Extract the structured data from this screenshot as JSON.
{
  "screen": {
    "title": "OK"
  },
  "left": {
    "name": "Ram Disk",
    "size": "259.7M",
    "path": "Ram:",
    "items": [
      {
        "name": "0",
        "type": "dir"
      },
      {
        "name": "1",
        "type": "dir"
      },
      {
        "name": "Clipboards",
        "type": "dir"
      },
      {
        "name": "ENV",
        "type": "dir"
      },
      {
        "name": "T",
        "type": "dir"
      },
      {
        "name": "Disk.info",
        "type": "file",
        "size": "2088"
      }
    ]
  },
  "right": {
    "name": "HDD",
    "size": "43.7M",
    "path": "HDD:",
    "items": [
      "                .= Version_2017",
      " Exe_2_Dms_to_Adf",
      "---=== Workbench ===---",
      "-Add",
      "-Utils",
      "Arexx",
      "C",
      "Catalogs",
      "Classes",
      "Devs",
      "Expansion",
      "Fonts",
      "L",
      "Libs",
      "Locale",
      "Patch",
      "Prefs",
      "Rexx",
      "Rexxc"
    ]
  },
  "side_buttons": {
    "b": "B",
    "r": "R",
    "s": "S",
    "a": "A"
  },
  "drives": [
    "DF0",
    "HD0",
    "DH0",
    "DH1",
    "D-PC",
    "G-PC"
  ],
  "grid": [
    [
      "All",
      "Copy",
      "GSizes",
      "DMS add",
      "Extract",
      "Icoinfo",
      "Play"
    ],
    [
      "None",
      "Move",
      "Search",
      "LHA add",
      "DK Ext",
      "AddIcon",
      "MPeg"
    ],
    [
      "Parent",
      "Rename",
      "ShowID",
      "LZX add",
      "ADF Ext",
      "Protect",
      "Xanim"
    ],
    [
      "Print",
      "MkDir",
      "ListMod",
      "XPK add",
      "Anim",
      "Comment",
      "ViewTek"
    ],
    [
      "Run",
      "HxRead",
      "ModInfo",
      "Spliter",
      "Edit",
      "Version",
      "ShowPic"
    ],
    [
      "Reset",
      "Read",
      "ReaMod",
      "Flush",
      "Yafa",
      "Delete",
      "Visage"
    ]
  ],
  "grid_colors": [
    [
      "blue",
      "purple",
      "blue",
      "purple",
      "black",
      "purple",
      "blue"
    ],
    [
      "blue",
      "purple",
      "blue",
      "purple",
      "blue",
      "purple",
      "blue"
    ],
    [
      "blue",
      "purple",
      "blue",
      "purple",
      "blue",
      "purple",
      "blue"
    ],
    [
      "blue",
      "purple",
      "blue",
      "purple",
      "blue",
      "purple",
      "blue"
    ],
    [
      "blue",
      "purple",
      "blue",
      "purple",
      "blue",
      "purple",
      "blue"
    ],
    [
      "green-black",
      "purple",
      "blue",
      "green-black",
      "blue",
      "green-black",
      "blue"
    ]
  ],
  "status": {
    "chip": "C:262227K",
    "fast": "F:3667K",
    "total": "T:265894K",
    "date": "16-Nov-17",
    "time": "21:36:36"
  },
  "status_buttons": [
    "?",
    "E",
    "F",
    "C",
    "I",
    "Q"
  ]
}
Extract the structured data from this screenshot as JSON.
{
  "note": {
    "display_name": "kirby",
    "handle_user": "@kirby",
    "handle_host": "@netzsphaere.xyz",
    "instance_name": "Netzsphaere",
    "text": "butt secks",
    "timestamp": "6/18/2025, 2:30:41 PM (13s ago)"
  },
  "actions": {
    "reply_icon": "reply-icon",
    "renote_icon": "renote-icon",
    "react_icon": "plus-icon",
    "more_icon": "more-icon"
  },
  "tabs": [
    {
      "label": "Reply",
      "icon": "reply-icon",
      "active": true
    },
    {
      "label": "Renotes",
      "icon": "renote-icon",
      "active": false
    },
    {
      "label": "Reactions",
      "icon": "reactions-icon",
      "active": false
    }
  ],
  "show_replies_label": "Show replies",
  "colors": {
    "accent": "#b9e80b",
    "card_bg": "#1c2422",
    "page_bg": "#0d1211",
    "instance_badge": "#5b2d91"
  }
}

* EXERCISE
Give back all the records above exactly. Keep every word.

* EXERCISE RESULT
Extract the structured data from this screenshot as JSON.
{
  "screen": {
    "title": "OK"
  },
  "left": {
    "name": "Ram Disk",
    "size": "259.7M",
    "path": "Ram:",
    "items": [
      {
        "name": "0",
        "type": "dir"
      },
      {
        "name": "1",
        "type": "dir"
      },
      {
        "name": "Clipboards",
        "type": "dir"
      },
      {
        "name": "ENV",
        "type": "dir"
      },
      {
        "name": "T",
        "type": "dir"
      },
      {
        "name": "Disk.info",
        "type": "file",
        "size": "2088"
      }
    ]
  },
  "right": {
    "name": "HDD",
    "size": "43.7M",
    "path": "HDD:",
    "items": [
      "                .= Version_2017",
      " Exe_2_Dms_to_Adf",
      "---=== Workbench ===---",
      "-Add",
      "-Utils",
      "Arexx",
      "C",
      "Catalogs",
      "Classes",
      "Devs",
      "Expansion",
      "Fonts",
      "L",
      "Libs",
      "Locale",
      "Patch",
      "Prefs",
      "Rexx",
      "Rexxc"
    ]
  },
  "side_buttons": {
    "b": "B",
    "r": "R",
    "s": "S",
    "a": "A"
  },
  "drives": [
    "DF0",
    "HD0",
    "DH0",
    "DH1",
    "D-PC",
    "G-PC"
  ],
  "grid": [
    [
      "All",
      "Copy",
      "GSizes",
      "DMS add",
      "Extract",
      "Icoinfo",
      "Play"
    ],
    [
      "None",
      "Move",
      "Search",
      "LHA add",
      "DK Ext",
      "AddIcon",
      "MPeg"
    ],
    [
      "Parent",
      "Rename",
      "ShowID",
      "LZX add",
      "ADF Ext",
      "Protect",
      "Xanim"
    ],
    [
      "Print",
      "MkDir",
      "ListMod",
      "XPK add",
      "Anim",
      "Comment",
      "ViewTek"
    ],
    [
      "Run",
      "HxRead",
      "ModInfo",
      "Spliter",
      "Edit",
      "Version",
      "ShowPic"
    ],
    [
      "Reset",
      "Read",
      "ReaMod",
      "Flush",
      "Yafa",
      "Delete",
      "Visage"
    ]
  ],
  "grid_colors": [
    [
      "blue",
      "purple",
      "blue",
      "purple",
      "black",
      "purple",
      "blue"
    ],
    [
      "blue",
      "purple",
      "blue",
      "purple",
      "blue",
      "purple",
      "blue"
    ],
    [
      "blue",
      "purple",
      "blue",
      "purple",
      "blue",
      "purple",
      "blue"
    ],
    [
      "blue",
      "purple",
      "blue",
      "purple",
      "blue",
      "purple",
      "blue"
    ],
    [
      "blue",
      "purple",
      "blue",
      "purple",
      "blue",
      "purple",
      "blue"
    ],
    [
      "green-black",
      "purple",
      "blue",
      "green-black",
      "blue",
      "green-black",
      "blue"
    ]
  ],
  "status": {
    "chip": "C:262227K",
    "fast": "F:3667K",
    "total": "T:265894K",
    "date": "16-Nov-17",
    "time": "21:36:36"
  },
  "status_buttons": [
    "?",
    "E",
    "F",
    "C",
    "I",
    "Q"
  ]
}
Extract the structured data from this screenshot as JSON.
{
  "note": {
    "display_name": "kirby",
    "handle_user": "@kirby",
    "handle_host": "@netzsphaere.xyz",
    "instance_name": "Netzsphaere",
    "text": "butt secks",
    "timestamp": "6/18/2025, 2:30:41 PM (13s ago)"
  },
  "actions": {
    "reply_icon": "reply-icon",
    "renote_icon": "renote-icon",
    "react_icon": "plus-icon",
    "more_icon": "more-icon"
  },
  "tabs": [
    {
      "label": "Reply",
      "icon": "reply-icon",
      "active": true
    },
    {
      "label": "Renotes",
      "icon": "renote-icon",
      "active": false
    },
    {
      "label": "Reactions",
      "icon": "reactions-icon",
      "active": false
    }
  ],
  "show_replies_label": "Show replies",
  "colors": {
    "accent": "#b9e80b",
    "card_bg": "#1c2422",
    "page_bg": "#0d1211",
    "instance_badge": "#5b2d91"
  }
}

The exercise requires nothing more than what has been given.